JOHANNESBURG, July 13 (Reuters) – Industrial action in South Africa’s petroleum sector that is threatening fuel and medicine supplies is likely to intensify after a union said on Wednesday it would join another union already on strike.
Thousands of workers in the petroleum, chemical and pharmaceutical industries stopped working from Monday, demanding wage increases triple the inflation rate and twice what was offered by employers in the sector.
Africa’s biggest economy has already started to feel the fuel pinch, with shortages recorded in the northern province of Gauteng, the country’s economic hub.
“We have three big depots there and trucks are not able to come in or out so we are unable to deliver our product,” said Tania Landsberg, spokeswoman at fuel retailer Engen.
“So far, 16 service stations in Johannesburg have gone dry, as well as two in Pretoria and one in Durban.” Engen runs 114 service stations in Gauteng and 1,200 nationally.
Other employers in the sector include petrochemicals group Sasol , state-owned energy group PetroSA, BP Plc , Royal Dutch Shell (RDSa.L: Quote), Chevron and Total .
The Chemical, Energy, Paper, Printing, Wood and Allied Workers Union (CEPPWAWU) said it represented 70,000 employees across the fuel, chemicals and pharmaceuticals industries.
The smaller Solidarity union, which said it would join the strike, said it represented 40 percent of the employees at Sasol’s Secunda synthetic fuels plant in the northern province of Mpumalanga.
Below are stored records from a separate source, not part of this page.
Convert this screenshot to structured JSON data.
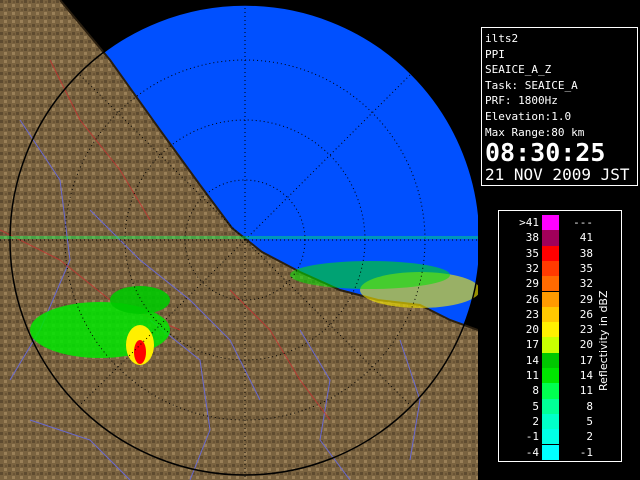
{
  "info": {
    "station": "ilts2",
    "scan_type": "PPI",
    "product": "SEAICE_A_Z",
    "task": "Task: SEAICE_A",
    "prf": "PRF: 1800Hz",
    "elevation": "Elevation:1.0",
    "max_range": "Max Range:80 km",
    "time": "08:30:25",
    "date": "21 NOV 2009 JST"
  },
  "legend": {
    "title": "Reflectivity in dBZ",
    "rows": [
      {
        "left": ">41",
        "right": "---",
        "color": "#ff00ff"
      },
      {
        "left": "38",
        "right": "41",
        "color": "#a0005a"
      },
      {
        "left": "35",
        "right": "38",
        "color": "#ff0000"
      },
      {
        "left": "32",
        "right": "35",
        "color": "#ff3a00"
      },
      {
        "left": "29",
        "right": "32",
        "color": "#ff6a00"
      },
      {
        "left": "26",
        "right": "29",
        "color": "#ff9a00"
      },
      {
        "left": "23",
        "right": "26",
        "color": "#ffc800"
      },
      {
        "left": "20",
        "right": "23",
        "color": "#fff000"
      },
      {
        "left": "17",
        "right": "20",
        "color": "#c8ff00"
      },
      {
        "left": "14",
        "right": "17",
        "color": "#00c800"
      },
      {
        "left": "11",
        "right": "14",
        "color": "#00e600"
      },
      {
        "left": "8",
        "right": "11",
        "color": "#00ff50"
      },
      {
        "left": "5",
        "right": "8",
        "color": "#00ff96"
      },
      {
        "left": "2",
        "right": "5",
        "color": "#00ffc8"
      },
      {
        "left": "-1",
        "right": "2",
        "color": "#00ffe6"
      },
      {
        "left": "-4",
        "right": "-1",
        "color": "#00ffff"
      }
    ]
  },
  "colors": {
    "sea_echo": "#0050ff",
    "land": "#7a6340",
    "background": "#000000"
  }
}
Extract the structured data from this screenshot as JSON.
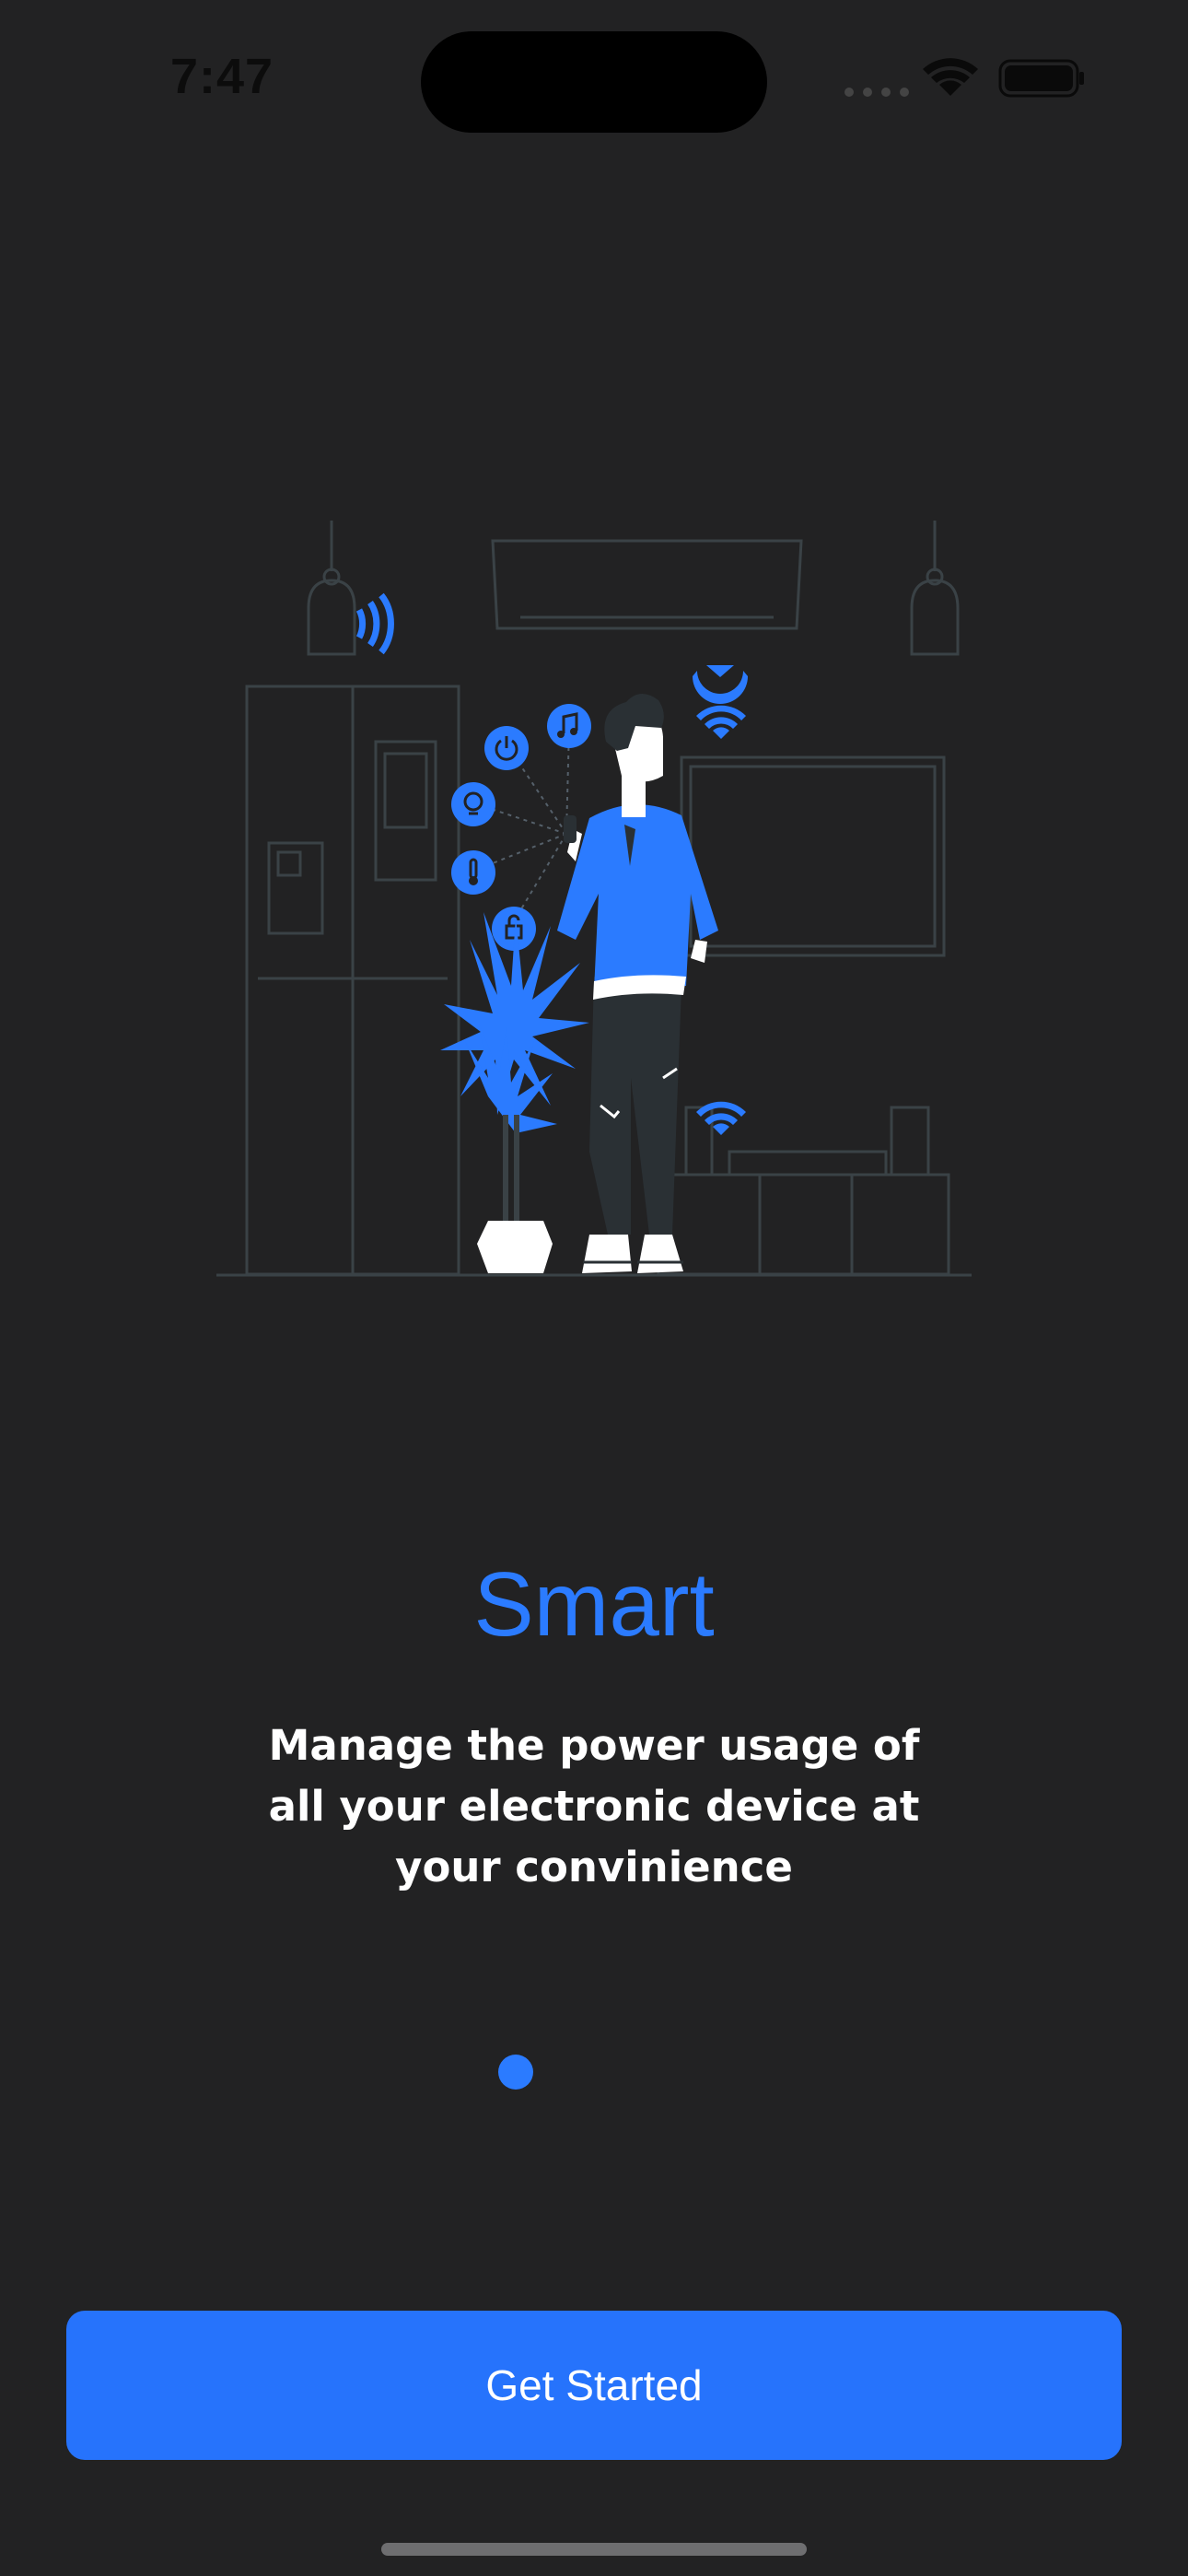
{
  "status_bar": {
    "time": "7:47"
  },
  "onboarding": {
    "title": "Smart",
    "description": "Manage the power usage of all your electronic device at your convinience",
    "page_indicator": {
      "pages": 1,
      "active_index": 0
    },
    "illustration_icon": "person-smart-home-illustration"
  },
  "actions": {
    "get_started_label": "Get Started"
  },
  "colors": {
    "background": "#222223",
    "accent": "#2b7bff",
    "button": "#2673fc",
    "text": "#ffffff"
  }
}
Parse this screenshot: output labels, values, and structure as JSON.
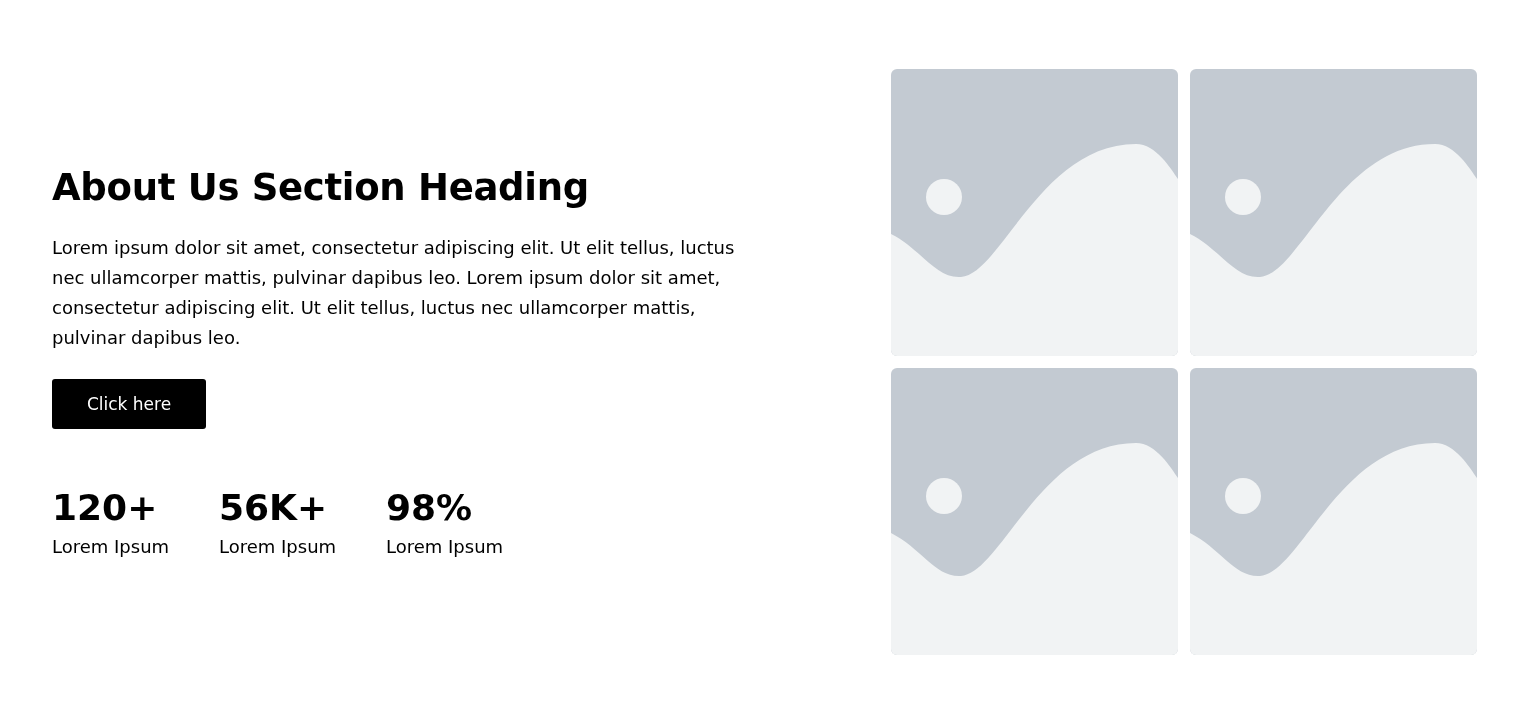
{
  "heading": "About Us Section Heading",
  "paragraph": "Lorem ipsum dolor sit amet, consectetur adipiscing elit. Ut elit tellus, luctus nec ullamcorper mattis, pulvinar dapibus leo. Lorem ipsum dolor sit amet, consectetur adipiscing elit. Ut elit tellus, luctus nec ullamcorper mattis, pulvinar dapibus leo.",
  "button": "Click here",
  "stats": [
    {
      "value": "120+",
      "label": "Lorem Ipsum"
    },
    {
      "value": "56K+",
      "label": "Lorem Ipsum"
    },
    {
      "value": "98%",
      "label": "Lorem Ipsum"
    }
  ]
}
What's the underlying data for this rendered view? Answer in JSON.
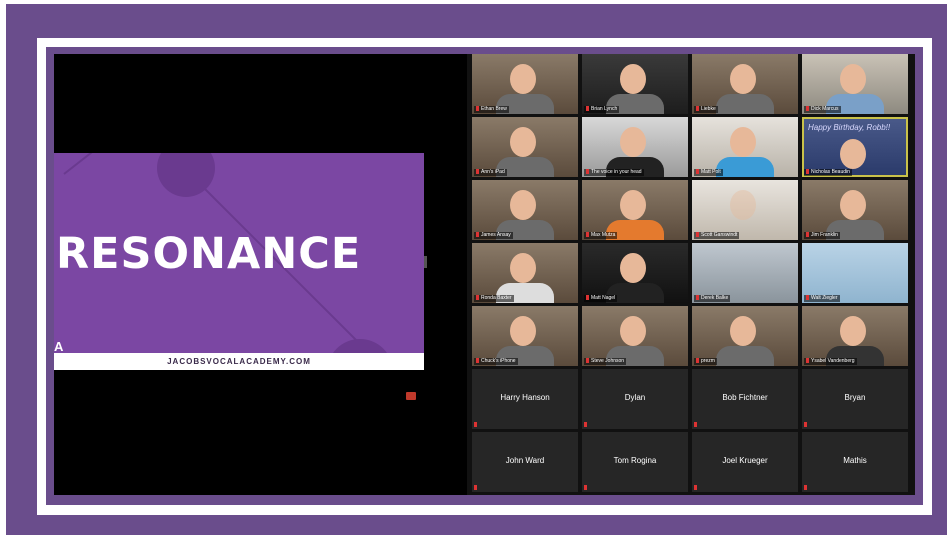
{
  "shared_screen": {
    "slide_title": "RESONANCE",
    "logo_text": "A",
    "footer_url": "JACOBSVOCALACADEMY.COM"
  },
  "participants_video": [
    {
      "name": "Ethan Brew"
    },
    {
      "name": "Brian Lynch"
    },
    {
      "name": "Liebke"
    },
    {
      "name": "Dick Marcus"
    },
    {
      "name": "Ann's iPad"
    },
    {
      "name": "The voice in your head"
    },
    {
      "name": "Matt Polt"
    },
    {
      "name": "Nicholas Beaudin",
      "overlay": "Happy Birthday, Robb!!"
    },
    {
      "name": "James Ansay"
    },
    {
      "name": "Max Mutza"
    },
    {
      "name": "Scott Ganswindt"
    },
    {
      "name": "Jim Franklin"
    },
    {
      "name": "Ronda Baxter"
    },
    {
      "name": "Matt Nagel"
    },
    {
      "name": "Derek Balke"
    },
    {
      "name": "Walt Ziegler"
    },
    {
      "name": "Chuck's iPhone"
    },
    {
      "name": "Steve Johnson"
    },
    {
      "name": "prezm"
    },
    {
      "name": "Ysabel Vandenberg"
    }
  ],
  "participants_audio": [
    {
      "name": "Harry Hanson"
    },
    {
      "name": "Dylan"
    },
    {
      "name": "Bob Fichtner"
    },
    {
      "name": "Bryan"
    },
    {
      "name": "John Ward"
    },
    {
      "name": "Tom Rogina"
    },
    {
      "name": "Joel Krueger"
    },
    {
      "name": "Mathis"
    }
  ],
  "colors": {
    "frame": "#6a4d8c",
    "slide": "#7b47a3",
    "mute": "#dd3333"
  }
}
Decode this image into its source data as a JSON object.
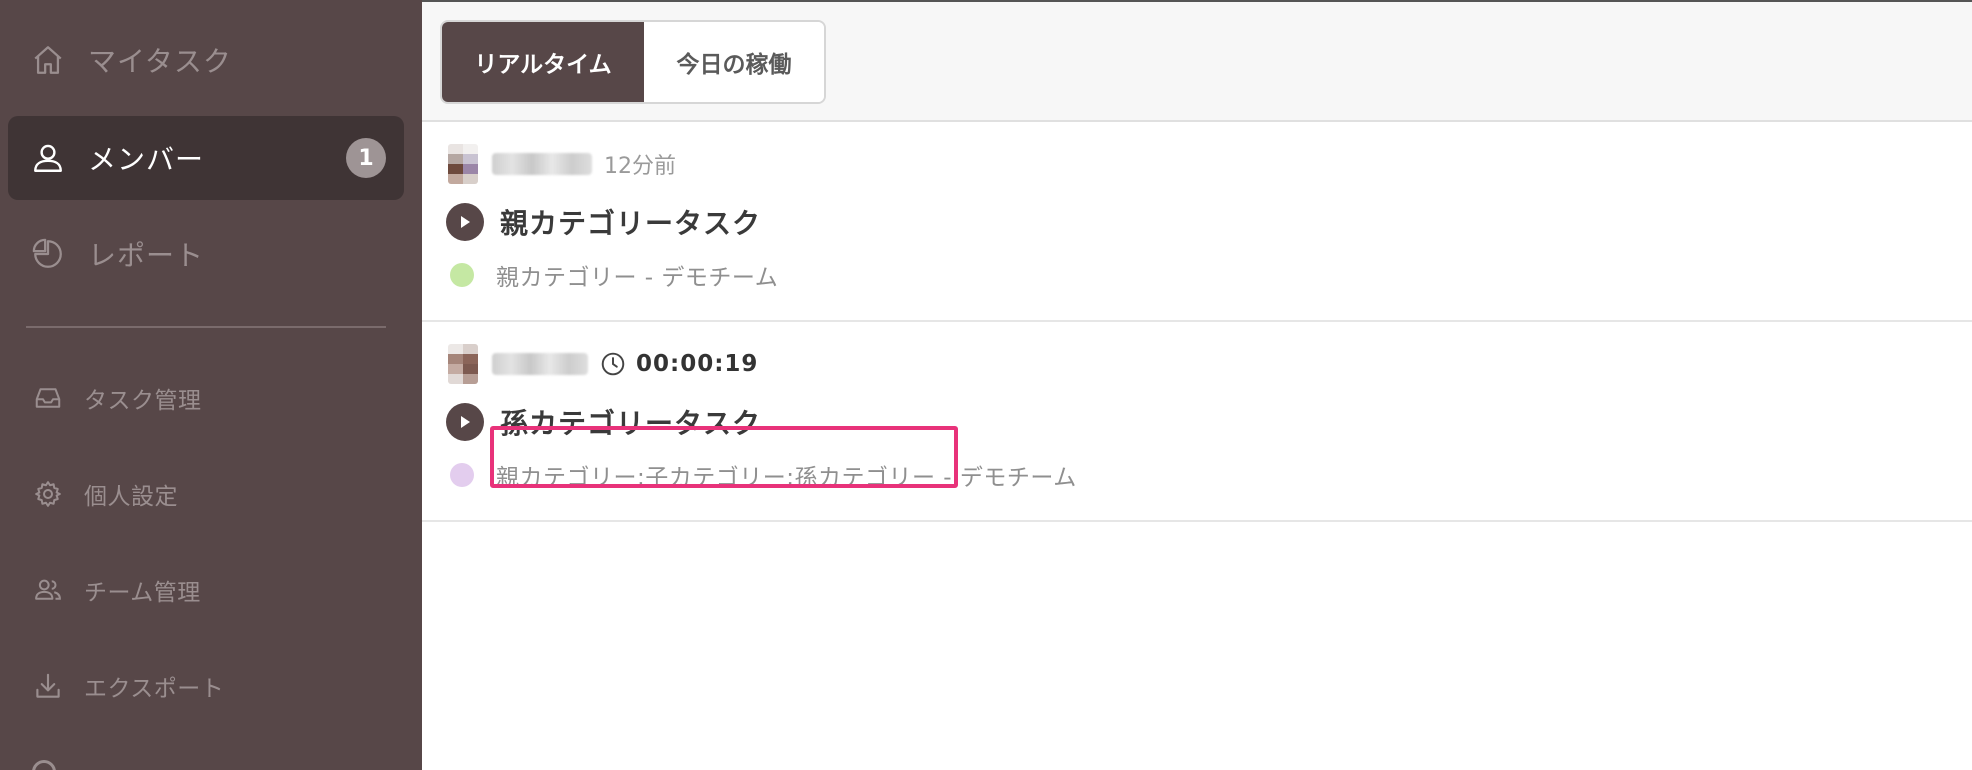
{
  "sidebar": {
    "items": [
      {
        "label": "マイタスク",
        "icon": "home-icon"
      },
      {
        "label": "メンバー",
        "icon": "user-icon",
        "badge": "1"
      },
      {
        "label": "レポート",
        "icon": "pie-chart-icon"
      },
      {
        "label": "タスク管理",
        "icon": "inbox-icon"
      },
      {
        "label": "個人設定",
        "icon": "gear-icon"
      },
      {
        "label": "チーム管理",
        "icon": "team-icon"
      },
      {
        "label": "エクスポート",
        "icon": "download-icon"
      }
    ]
  },
  "header": {
    "tabs": [
      {
        "label": "リアルタイム",
        "active": true
      },
      {
        "label": "今日の稼働",
        "active": false
      }
    ]
  },
  "entries": [
    {
      "time_ago": "12分前",
      "task_title": "親カテゴリータスク",
      "category": "親カテゴリー - デモチーム",
      "category_color": "#c5e8a3"
    },
    {
      "timer": "00:00:19",
      "task_title": "孫カテゴリータスク",
      "category": "親カテゴリー:子カテゴリー:孫カテゴリー - デモチーム",
      "category_color": "#e3cdee"
    }
  ],
  "colors": {
    "sidebar_bg": "#574748",
    "active_bg": "#3f3435",
    "highlight": "#e8327a"
  }
}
“Solidarity’s members in this sector, specifically at PetroSA, will strike from tomorrow. Employees at Sasol Secunda are also expected to join the strike soon,” the union said.